On February 27, 2022, as a response to the Conti ransomware gang’s support of the Russian invasion of Ukraine, a suspected Ukrainian researcher leaked internal conversations of its members. KELA analyzed the leaks to understand the group’s evolution and TTPs, as well as organizational structure.

Main findings:

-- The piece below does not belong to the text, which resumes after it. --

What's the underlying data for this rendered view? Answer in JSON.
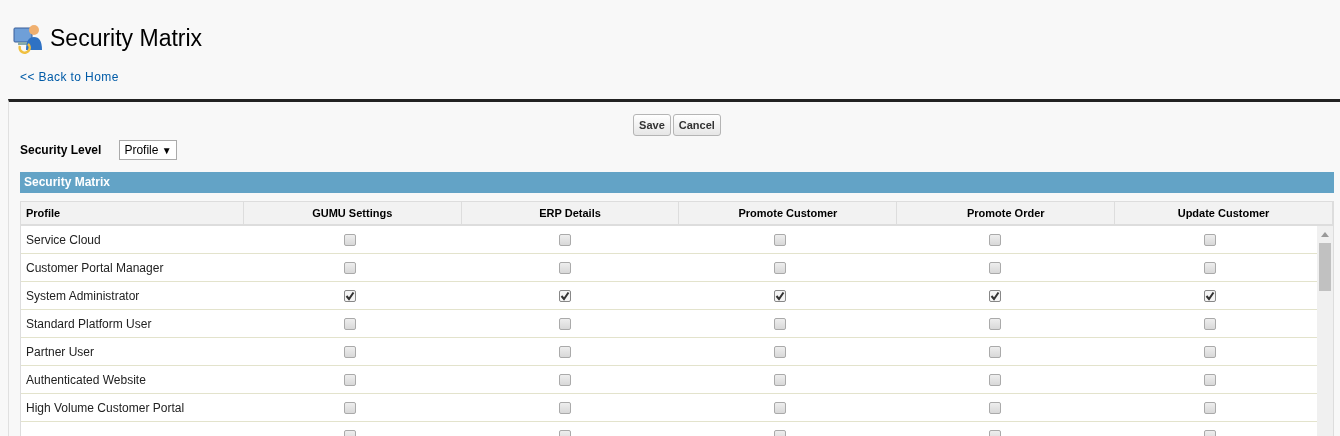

  • Internal conversations show an evolution of a gang of ransomware attackers who at first were not a part of a specific ransomware group. They discussed Ryuk, Conti, and Maze as separate projects. Their activity eventually led to the formation of the modern Conti operation.
  • The group used various malware and tools. KELA found proof of Conti’s strong connection to Trickbot and Emotet, as well as BazarBackdoor, used for gaining initial access. The Diavol ransomware appears to be Conti’s side project. As for legitimate tools, Conti attempted to test products of VMware CarbonBlack and Sophos.
  • Conti used services of Initial Access Brokers to gain initial access.
  • Conversations regarding almost 100 victims – about a half of which were not publicly disclosed on Conti’s blog – shed light on the attacks’ process, including multiple steps before and after the ransomware deployment.
  • The gang’s members expressed interest in attacking the US public sector.
  • Conti’s team is highly organized and includes the following teams: hackers, coders, testers, reverse specialists, crypters, OSINT specialists, negotiators, IT support, HR.
  • KELA prepared descriptions of the top-15 actors based on the amount of their messages, as well as their connection maps.

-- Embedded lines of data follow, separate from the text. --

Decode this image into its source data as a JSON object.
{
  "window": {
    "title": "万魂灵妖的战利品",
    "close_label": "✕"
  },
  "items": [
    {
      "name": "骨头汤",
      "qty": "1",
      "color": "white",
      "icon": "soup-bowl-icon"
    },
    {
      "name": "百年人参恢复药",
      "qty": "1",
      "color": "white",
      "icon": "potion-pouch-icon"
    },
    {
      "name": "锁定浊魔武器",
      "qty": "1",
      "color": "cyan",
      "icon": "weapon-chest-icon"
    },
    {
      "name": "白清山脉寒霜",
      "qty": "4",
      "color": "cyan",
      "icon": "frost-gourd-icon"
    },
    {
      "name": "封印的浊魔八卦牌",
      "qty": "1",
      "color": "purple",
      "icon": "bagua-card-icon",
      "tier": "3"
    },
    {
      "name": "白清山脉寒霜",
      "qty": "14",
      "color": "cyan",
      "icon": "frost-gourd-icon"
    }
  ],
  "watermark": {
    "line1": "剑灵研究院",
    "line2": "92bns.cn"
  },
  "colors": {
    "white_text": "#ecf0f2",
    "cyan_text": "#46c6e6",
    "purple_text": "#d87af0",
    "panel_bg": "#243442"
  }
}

From Initial Access to Ransomware Attack – 5 Real Cases Showing the Path from Start to End

KELA Cyber Intelligence Center

Successful ransomware attacks are all alike: they start from unnoticed access to a company’s network. While some attackers get their access in a stealthy way, some use publicly available offerings on cybercrime forums and markets.
Part of these offerings is made by Initial Access Brokers who play a crucial role in the ransomware-as-a-service (RaaS) economy. These actors significantly facilitate network intrusions by selling remote access to a computer in a compromised organization (Initial Network Access) and linking opportunistic campaigns with targeted attackers. Ransomware actors are actively looking for network access listings on cybercrime forums to match their ideal ransomware victim.

In this blog, KELA reveals several ransomware attacks that started with network access on sale and led to an attack within a month from the sale offer.

Season’s Stealings – The Dark Side of Holiday Shopping

Elena Koldobsky, Threat Intelligence Analyst

Offering holiday discounts to potential customers is a known marketing strategy – selling products, be it chocolate, clothes, or perfumes, for a decreased price, to increase sales during the holiday season. Unsurprisingly, the unwritten marketing laws have not skipped cybercrime communities. During this time of the year, threat actors get “cheerful” and post creative promotion ideas, offering malware, botnets, and encryptors for a decreased price as a holiday sale. 

For instance, on December 11, 2021, the threat actor “Grimxploit” posted a Christmas offer on the cybercrime forum RaidForums – an English-speaking forum focusing mostly on data breaches – promising to sell his products for a 20% discount to all those who use the coupon code “CHRISTMASS20”. Among the products sold were his Grimxploit branded crypter, worm, keylogger, and others, as well as a “remoded” version of Anubis botnet.